[TO DO]
Exact copies of all the records are to be printed.

(Beginning of THE RECORDS)

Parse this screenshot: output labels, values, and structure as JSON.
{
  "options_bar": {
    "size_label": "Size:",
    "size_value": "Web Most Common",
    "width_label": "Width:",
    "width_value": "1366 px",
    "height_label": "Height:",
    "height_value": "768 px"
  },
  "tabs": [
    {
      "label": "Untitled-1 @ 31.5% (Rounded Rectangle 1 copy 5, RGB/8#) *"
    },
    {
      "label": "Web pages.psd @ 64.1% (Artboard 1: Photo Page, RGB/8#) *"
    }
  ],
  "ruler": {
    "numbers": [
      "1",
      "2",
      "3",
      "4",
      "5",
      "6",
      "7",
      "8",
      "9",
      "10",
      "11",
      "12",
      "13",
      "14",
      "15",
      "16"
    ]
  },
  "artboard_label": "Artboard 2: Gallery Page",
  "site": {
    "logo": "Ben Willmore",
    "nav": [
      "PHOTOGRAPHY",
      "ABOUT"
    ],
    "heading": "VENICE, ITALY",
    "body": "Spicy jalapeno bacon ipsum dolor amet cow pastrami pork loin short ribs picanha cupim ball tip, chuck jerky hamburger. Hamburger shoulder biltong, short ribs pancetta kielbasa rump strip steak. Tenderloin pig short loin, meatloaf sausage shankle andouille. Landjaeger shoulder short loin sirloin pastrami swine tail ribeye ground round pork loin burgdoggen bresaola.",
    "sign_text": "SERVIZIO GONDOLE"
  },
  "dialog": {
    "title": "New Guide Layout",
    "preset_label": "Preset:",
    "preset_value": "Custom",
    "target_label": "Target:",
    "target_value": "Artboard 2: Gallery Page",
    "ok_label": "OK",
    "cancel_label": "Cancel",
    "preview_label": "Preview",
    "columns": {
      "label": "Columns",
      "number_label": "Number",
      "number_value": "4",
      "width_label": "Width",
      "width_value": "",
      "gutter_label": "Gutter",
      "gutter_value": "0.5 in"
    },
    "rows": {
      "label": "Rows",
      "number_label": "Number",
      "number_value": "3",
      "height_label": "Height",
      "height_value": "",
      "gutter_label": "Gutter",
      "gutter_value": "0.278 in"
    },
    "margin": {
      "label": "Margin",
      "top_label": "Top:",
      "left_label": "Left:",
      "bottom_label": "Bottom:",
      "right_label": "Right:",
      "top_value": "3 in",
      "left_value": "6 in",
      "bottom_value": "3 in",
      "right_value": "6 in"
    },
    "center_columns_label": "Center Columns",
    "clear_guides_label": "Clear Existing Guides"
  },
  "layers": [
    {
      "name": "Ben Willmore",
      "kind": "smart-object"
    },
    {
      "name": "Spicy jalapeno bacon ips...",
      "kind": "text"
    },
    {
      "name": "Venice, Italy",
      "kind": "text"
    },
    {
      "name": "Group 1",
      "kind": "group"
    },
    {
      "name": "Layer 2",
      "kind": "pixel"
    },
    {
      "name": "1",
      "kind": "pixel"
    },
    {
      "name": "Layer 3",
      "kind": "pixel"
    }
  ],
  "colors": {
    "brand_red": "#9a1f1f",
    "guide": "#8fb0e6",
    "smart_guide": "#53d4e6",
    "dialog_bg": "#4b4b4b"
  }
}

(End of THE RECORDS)

[EXERCISE ANSWER]
Parse this screenshot: output labels, values, and structure as JSON.
{
  "options_bar": {
    "size_label": "Size:",
    "size_value": "Web Most Common",
    "width_label": "Width:",
    "width_value": "1366 px",
    "height_label": "Height:",
    "height_value": "768 px"
  },
  "tabs": [
    {
      "label": "Untitled-1 @ 31.5% (Rounded Rectangle 1 copy 5, RGB/8#) *"
    },
    {
      "label": "Web pages.psd @ 64.1% (Artboard 1: Photo Page, RGB/8#) *"
    }
  ],
  "ruler": {
    "numbers": [
      "1",
      "2",
      "3",
      "4",
      "5",
      "6",
      "7",
      "8",
      "9",
      "10",
      "11",
      "12",
      "13",
      "14",
      "15",
      "16"
    ]
  },
  "artboard_label": "Artboard 2: Gallery Page",
  "site": {
    "logo": "Ben Willmore",
    "nav": [
      "PHOTOGRAPHY",
      "ABOUT"
    ],
    "heading": "VENICE, ITALY",
    "body": "Spicy jalapeno bacon ipsum dolor amet cow pastrami pork loin short ribs picanha cupim ball tip, chuck jerky hamburger. Hamburger shoulder biltong, short ribs pancetta kielbasa rump strip steak. Tenderloin pig short loin, meatloaf sausage shankle andouille. Landjaeger shoulder short loin sirloin pastrami swine tail ribeye ground round pork loin burgdoggen bresaola.",
    "sign_text": "SERVIZIO GONDOLE"
  },
  "dialog": {
    "title": "New Guide Layout",
    "preset_label": "Preset:",
    "preset_value": "Custom",
    "target_label": "Target:",
    "target_value": "Artboard 2: Gallery Page",
    "ok_label": "OK",
    "cancel_label": "Cancel",
    "preview_label": "Preview",
    "columns": {
      "label": "Columns",
      "number_label": "Number",
      "number_value": "4",
      "width_label": "Width",
      "width_value": "",
      "gutter_label": "Gutter",
      "gutter_value": "0.5 in"
    },
    "rows": {
      "label": "Rows",
      "number_label": "Number",
      "number_value": "3",
      "height_label": "Height",
      "height_value": "",
      "gutter_label": "Gutter",
      "gutter_value": "0.278 in"
    },
    "margin": {
      "label": "Margin",
      "top_label": "Top:",
      "left_label": "Left:",
      "bottom_label": "Bottom:",
      "right_label": "Right:",
      "top_value": "3 in",
      "left_value": "6 in",
      "bottom_value": "3 in",
      "right_value": "6 in"
    },
    "center_columns_label": "Center Columns",
    "clear_guides_label": "Clear Existing Guides"
  },
  "layers": [
    {
      "name": "Ben Willmore",
      "kind": "smart-object"
    },
    {
      "name": "Spicy jalapeno bacon ips...",
      "kind": "text"
    },
    {
      "name": "Venice, Italy",
      "kind": "text"
    },
    {
      "name": "Group 1",
      "kind": "group"
    },
    {
      "name": "Layer 2",
      "kind": "pixel"
    },
    {
      "name": "1",
      "kind": "pixel"
    },
    {
      "name": "Layer 3",
      "kind": "pixel"
    }
  ],
  "colors": {
    "brand_red": "#9a1f1f",
    "guide": "#8fb0e6",
    "smart_guide": "#53d4e6",
    "dialog_bg": "#4b4b4b"
  }
}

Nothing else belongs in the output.